* [Problem to work on]
Please reproduce the data in its entirety, word for word.

* [Entries supplied]
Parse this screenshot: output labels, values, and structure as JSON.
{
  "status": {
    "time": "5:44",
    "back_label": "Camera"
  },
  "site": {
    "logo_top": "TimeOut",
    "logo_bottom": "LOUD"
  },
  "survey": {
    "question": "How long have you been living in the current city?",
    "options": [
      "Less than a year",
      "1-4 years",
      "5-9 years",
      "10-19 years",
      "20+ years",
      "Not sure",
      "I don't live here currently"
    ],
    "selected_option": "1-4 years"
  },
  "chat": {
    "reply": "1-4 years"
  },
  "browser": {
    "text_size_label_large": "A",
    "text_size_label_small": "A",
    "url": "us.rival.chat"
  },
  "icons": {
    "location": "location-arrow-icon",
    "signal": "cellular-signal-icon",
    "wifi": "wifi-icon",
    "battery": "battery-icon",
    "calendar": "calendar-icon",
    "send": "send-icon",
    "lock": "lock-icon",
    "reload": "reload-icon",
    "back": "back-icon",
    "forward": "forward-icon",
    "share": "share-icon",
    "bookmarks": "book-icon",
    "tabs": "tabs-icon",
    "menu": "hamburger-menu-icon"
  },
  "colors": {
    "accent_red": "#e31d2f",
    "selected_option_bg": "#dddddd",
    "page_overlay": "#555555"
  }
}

* [Exercise answer]
Parse this screenshot: output labels, values, and structure as JSON.
{
  "status": {
    "time": "5:44",
    "back_label": "Camera"
  },
  "site": {
    "logo_top": "TimeOut",
    "logo_bottom": "LOUD"
  },
  "survey": {
    "question": "How long have you been living in the current city?",
    "options": [
      "Less than a year",
      "1-4 years",
      "5-9 years",
      "10-19 years",
      "20+ years",
      "Not sure",
      "I don't live here currently"
    ],
    "selected_option": "1-4 years"
  },
  "chat": {
    "reply": "1-4 years"
  },
  "browser": {
    "text_size_label_large": "A",
    "text_size_label_small": "A",
    "url": "us.rival.chat"
  },
  "icons": {
    "location": "location-arrow-icon",
    "signal": "cellular-signal-icon",
    "wifi": "wifi-icon",
    "battery": "battery-icon",
    "calendar": "calendar-icon",
    "send": "send-icon",
    "lock": "lock-icon",
    "reload": "reload-icon",
    "back": "back-icon",
    "forward": "forward-icon",
    "share": "share-icon",
    "bookmarks": "book-icon",
    "tabs": "tabs-icon",
    "menu": "hamburger-menu-icon"
  },
  "colors": {
    "accent_red": "#e31d2f",
    "selected_option_bg": "#dddddd",
    "page_overlay": "#555555"
  }
}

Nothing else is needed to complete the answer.